UU Council agrees not to give itself right of consent for new study programmes

The dean of the Faculty of Law, Economica and Governance, Janneke Plantenga, attends the official launch of the PPE programme in 2018. Photo: DUB.

How much of a say do faculty councils and the University Council have when Utrecht University creates or dismantles a study programme? Throughout the past year and a half, this question has often been on the agenda of meetings between the UU Council and the Executive Board.

Among the reason for this, were negative experiences regarding the role of co-determination bodies back when the programmes Philosophy, Politics & Economics (PPE) and Molecular Biophysical Life Science (MBLS) were set up.

The councils often feel as though they are not heard enough in the decision-making process, especially when the programme involves more than one faculty. In that case, procedures aren't always clear.

Arbitration committee
For a long time, a difference in interpretation of the Higher Education Act (WHW in the Dutch acronym) played a significant part in the discussions.
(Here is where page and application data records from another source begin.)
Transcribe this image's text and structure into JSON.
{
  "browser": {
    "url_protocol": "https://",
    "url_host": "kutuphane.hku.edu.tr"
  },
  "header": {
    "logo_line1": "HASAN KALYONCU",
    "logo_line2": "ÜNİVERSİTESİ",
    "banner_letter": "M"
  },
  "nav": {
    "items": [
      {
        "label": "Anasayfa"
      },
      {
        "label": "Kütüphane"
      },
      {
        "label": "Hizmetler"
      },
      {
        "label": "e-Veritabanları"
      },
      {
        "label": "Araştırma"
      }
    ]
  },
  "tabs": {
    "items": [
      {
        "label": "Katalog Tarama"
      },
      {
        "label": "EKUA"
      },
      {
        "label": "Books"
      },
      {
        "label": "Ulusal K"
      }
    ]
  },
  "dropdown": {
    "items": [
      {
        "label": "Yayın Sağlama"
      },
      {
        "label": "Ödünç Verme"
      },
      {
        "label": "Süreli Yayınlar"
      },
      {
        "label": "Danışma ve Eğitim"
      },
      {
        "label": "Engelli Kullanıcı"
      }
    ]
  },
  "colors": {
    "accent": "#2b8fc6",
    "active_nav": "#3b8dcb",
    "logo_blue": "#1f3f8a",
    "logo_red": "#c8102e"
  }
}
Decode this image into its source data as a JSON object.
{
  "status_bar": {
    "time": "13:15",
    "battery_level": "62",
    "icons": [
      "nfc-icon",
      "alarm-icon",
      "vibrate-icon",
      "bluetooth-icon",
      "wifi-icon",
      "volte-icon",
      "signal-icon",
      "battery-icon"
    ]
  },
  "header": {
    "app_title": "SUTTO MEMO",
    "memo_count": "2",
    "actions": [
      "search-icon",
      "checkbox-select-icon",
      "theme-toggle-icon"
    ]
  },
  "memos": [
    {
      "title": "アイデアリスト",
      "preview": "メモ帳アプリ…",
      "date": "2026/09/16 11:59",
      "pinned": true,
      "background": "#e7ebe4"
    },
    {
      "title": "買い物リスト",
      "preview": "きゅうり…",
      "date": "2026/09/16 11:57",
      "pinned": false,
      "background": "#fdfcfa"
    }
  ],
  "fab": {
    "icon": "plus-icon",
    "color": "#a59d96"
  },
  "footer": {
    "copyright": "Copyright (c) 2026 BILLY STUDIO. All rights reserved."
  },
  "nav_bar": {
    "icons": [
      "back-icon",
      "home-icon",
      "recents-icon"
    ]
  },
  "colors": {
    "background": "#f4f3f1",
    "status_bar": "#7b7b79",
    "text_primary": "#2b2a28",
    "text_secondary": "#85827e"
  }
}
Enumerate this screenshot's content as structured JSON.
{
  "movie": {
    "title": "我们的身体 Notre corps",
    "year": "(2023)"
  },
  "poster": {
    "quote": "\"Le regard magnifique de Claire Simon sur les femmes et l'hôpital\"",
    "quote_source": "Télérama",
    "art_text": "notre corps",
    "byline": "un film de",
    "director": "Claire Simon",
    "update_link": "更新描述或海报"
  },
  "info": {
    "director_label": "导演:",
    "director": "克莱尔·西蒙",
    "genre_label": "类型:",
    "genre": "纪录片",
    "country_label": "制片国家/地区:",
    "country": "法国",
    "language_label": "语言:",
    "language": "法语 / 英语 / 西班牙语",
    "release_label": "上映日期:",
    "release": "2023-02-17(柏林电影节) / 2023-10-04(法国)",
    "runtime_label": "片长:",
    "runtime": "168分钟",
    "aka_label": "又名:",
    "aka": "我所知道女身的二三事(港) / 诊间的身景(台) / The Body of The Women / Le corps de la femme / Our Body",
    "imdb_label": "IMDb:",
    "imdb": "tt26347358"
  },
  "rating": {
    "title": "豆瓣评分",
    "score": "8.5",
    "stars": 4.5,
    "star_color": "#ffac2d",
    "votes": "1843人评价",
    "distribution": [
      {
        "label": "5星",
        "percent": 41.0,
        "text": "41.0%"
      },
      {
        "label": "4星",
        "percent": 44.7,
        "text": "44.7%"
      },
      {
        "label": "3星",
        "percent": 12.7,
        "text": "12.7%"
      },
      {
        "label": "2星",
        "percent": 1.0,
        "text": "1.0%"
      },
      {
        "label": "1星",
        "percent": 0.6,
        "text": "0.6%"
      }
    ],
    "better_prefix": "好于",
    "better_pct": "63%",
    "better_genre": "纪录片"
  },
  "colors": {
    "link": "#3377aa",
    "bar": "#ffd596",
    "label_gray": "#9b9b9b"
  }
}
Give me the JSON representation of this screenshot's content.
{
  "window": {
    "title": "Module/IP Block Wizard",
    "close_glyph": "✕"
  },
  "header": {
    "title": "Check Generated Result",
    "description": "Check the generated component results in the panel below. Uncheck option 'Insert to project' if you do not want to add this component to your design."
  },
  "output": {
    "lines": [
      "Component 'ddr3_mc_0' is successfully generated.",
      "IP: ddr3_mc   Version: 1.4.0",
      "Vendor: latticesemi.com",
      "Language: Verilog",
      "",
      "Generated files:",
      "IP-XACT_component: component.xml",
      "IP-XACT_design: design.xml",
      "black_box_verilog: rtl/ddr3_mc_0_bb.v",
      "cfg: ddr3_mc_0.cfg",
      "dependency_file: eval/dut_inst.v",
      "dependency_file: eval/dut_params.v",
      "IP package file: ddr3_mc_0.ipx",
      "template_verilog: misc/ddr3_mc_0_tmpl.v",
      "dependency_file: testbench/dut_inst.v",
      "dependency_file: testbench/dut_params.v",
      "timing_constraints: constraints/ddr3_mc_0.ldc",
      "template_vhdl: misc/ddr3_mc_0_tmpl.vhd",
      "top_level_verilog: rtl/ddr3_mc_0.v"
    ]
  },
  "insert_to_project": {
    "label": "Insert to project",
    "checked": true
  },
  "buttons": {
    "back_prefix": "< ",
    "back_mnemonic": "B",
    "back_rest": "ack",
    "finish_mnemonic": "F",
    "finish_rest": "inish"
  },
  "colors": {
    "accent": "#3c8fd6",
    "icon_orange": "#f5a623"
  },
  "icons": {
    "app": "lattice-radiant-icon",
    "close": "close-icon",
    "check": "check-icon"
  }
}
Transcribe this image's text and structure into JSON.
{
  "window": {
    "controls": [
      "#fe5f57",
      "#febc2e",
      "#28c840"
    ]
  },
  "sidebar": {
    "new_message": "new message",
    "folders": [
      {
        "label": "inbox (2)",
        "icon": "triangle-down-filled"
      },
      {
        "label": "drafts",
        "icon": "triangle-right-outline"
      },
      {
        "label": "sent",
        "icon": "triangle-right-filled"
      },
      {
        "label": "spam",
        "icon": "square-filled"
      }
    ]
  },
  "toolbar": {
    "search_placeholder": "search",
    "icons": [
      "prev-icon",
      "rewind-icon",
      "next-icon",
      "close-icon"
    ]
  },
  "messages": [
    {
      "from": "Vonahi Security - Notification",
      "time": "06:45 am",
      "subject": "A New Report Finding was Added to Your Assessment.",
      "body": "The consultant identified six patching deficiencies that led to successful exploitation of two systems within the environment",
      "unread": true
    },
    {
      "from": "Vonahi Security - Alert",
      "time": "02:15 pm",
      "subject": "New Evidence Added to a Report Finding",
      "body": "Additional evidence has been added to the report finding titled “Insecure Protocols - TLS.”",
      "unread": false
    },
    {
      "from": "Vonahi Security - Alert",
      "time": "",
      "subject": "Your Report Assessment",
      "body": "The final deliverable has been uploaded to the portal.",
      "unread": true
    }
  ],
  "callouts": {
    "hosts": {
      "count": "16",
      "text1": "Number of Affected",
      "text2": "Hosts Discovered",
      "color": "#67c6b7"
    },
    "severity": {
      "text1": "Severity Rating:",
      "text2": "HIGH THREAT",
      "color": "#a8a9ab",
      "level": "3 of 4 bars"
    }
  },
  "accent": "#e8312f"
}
Both parties defended their positions with arguments provided by educational lawyers.

To the University Council, the WHV prescribes that faculty councils should get advisory rights, while the University Council should get the right of consent. The Executive Board did not share this view, arguing instead that faculty councils and the UU Council have a say in strategic plans and budgets, but not on their specific elements.

The board expressed a willingness to grant faculty councils advisory rights for setting up new study programmes, but that was not enough for the University Council, which insisted that co-determination bodies should have the right of consent to guarantee that the consultation procedure is properly carried out and assess how the new programme fits into the UU's overall educational offer.

They threatened to submit this difference of opinion to the Disputes Committee on Co-Participation in Higher Education.

State of the union
At the end of 2021, the Executive Board UU offered a new concession: the UU Council would get advisory rights on a new policy framework for the university's educational offer. For various reasons – including the steady growth in the number of students and political doubts about the use of some programmes – the board UU management needs to chart the cohesion between all study programmes anyway.

Additionally, the UU Council gets an annual "debating right" on the educational offer. Unofficially, there’s talk of a "state of the union" or "state of the university" coming from the rector, to which the councillors will have the chance to respond.

After much hesitation, and waiting until the Executive Board provided additional explanations about the exact course of events, most student members of the UU Council agreed, following in the footsteps of the staff members.

Only the student section of party UUinActie (UU in Action) voted against it. They had already voiced their objection to the proposal in an opinion piece written for DUB. Council member Sifra Meijers explained her vote as follows: "Other council members say that this is a step in the right direction, but we are not satisfied".